Takanashi is an absolute master at working with smaller opponents in a believable way, and Riho of course is a expert in her own right (and usually faces larger opponents). The combined experience in this match was close to 29 years, and did it ever show.
The match built from careful counter-grappling to high impact offense naturally, telling an incredible story along the way. During the opening sequence of hold-for-hold struggles there was a particularly excellent exchange of stranglehold reversals.
Throughout the match there was realistic use of Takanashi’s size advantage (in certain counters, the way moves were applied/executed, etc), which is one of my favorite little touches. It adds so much to the match and forced Riho to get clever and make good use of her speed, etc to nullify that edge.

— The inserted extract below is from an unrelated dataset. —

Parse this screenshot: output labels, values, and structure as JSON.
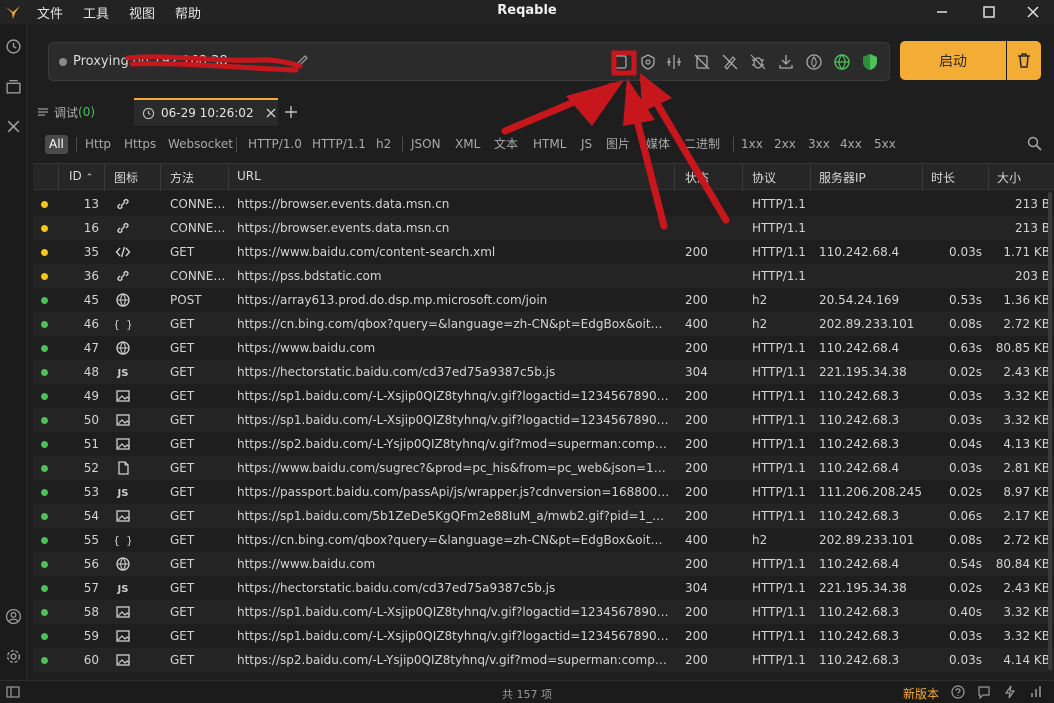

They made each other fight for EVERYTHING, which is so important to immersion and feeling like they’re both doing everything they can to win. The constant counters and back and forth in this are amazing, and it was all so smooth. Takanashi eventually had one counter too many in his bag of tricks and small packaged Riho out of a suplex attempt for the win. This was a wonderful way to end the show, and my match of the night against some stiff competition.
When the biggest criticism I have of a show is that one of the matches deserved more time, it’s a sign things went quite well. Simply fantastic from top to bottom with a variety of great matchups, styles, and of course talent. One of my favorite shows of this trip.